Here is another classic trick, first note that
Now as I stated earlier once
So
So we have that
Now in the first integral we see thta if we let
Then
So we get
So now we see that
Now this is one of the ones that I am most proud of
First let
And we can see that
So we get
Now here is the next step
Let
Now with a little mutliplicative identity
Now imputting the uniformly convergent power seires
We ultimately arrive at (I've doen these earlier in the thread if you are curious)
So now industrious as ever we have found that
Here is another one I have done recently
Now rewrite it as
Now if we let
And
So we have
Now we have done this one before, but all you would do is either use the uniformly convergent Maclaurin series on the denominator and go from there, or use PFD on denominator and do two seperately...either way
No, not as far as proving the series for arcsine. Just an explanation going from there to the zeta solution. I got it to the series you have for arcsin. But I think there are some identities I am not aware of to proceed further. Deriving that zeta(3) out of it is where I am having trouble.
I got this from trying to evaluate ....[1]
Done some fanaggling and found it is equivalent to
I used the series for arcsin and proceeded as follows.
I used the series for arcsin as
I squared that, divided by x and got:
Integrate over 0 to 1 and it becomes:
Now, I was going to proceed with gamma/beta or something, but haven't finished. I see what you mean by tedious. This is where I wasn't totally sure what the best way to go was. I have some ideas, but have not had time to go any further. I was going to look at it after bit. I was asking for your input.
I also found that
is also an equivalent integral.
Playing around with it, I found many approaches.
I was trying to evaluate [1] and started with a u sub of . This lead to
Then, I used the series for and went from there.
gives
Using the aforementioned series and noting that
I got
I then used the gamma/beta thing and whittled it down to

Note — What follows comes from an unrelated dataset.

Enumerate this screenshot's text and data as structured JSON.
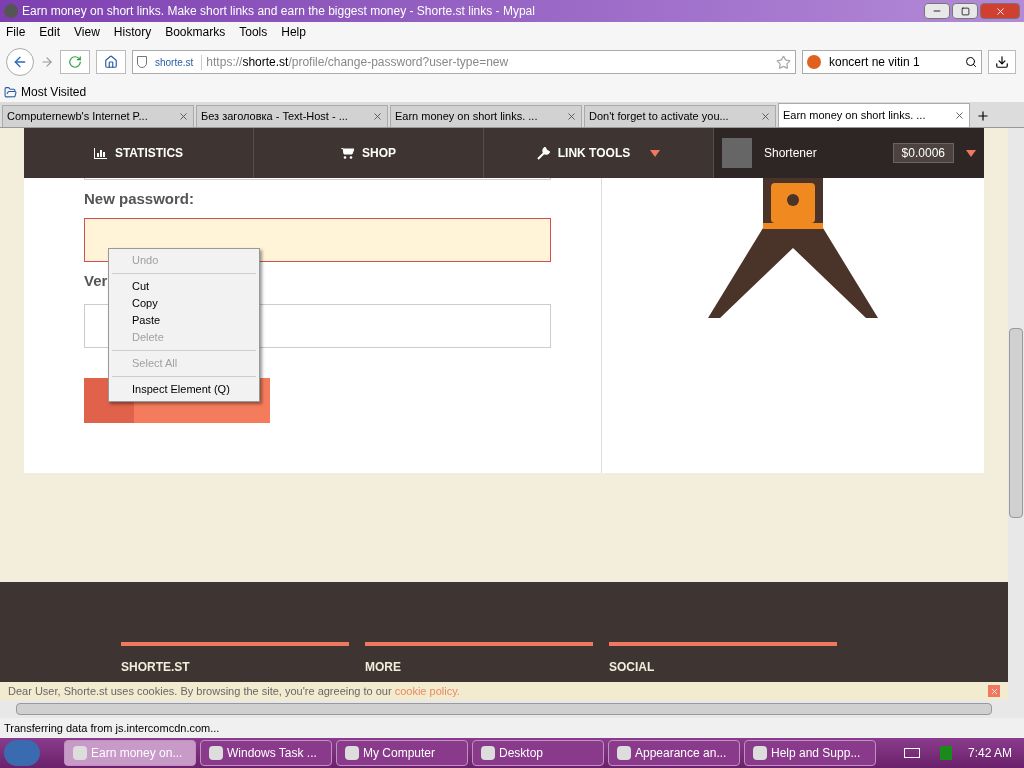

Now using the beta integral , I eventually get:
Then I got hung up. I can find a closed form for the geometric series. That is what I didn't know what to do with. It diverges, so I must've erred somewhere.
Any thoughts there, Big M
Hey MS, you're back. I am sitting here bored. May as well play with this again.
Starting with the series you gave for
We have
Now,
So, we get:
Now, MS, what are your thoughts?. Where is that pesky zeta(3).
I know there is some silly thing I am overlooking.
Here is one that I found, I am sure it has been done before, but I came up with independently and I am crossing my fingers I am lucky enough to notice it first!
I am going to show that
Where is Diriclet's Eta funcion given by
Proof: Consider that
Now note that it is uniformly for every interior point of its interval of convergence. Or seeing that if we define that converges and that . And finally noting that . So we can conclude that this series is uniformly convergent by Abel's Test for Uniform Convergence.
So now we rewrite our integral as follows
Now let us compute
Now letting we get
Now letting gives
So if
We can see by dividing both sides by that
So back to our integral we have
So we can conclude that
Note the restriction on may be extended to fit any points where both and are both well-defined.
Also note that a slight change gives
so many integrals... i think i'm gonna cry.
the first time i saw this integral, i couldn't solve it, but now i came up with a solution and i have to say that this one is a really nice integral.
------
straightforward computations show that and (1)
now so swap the integration order and by applying (1) the integral equals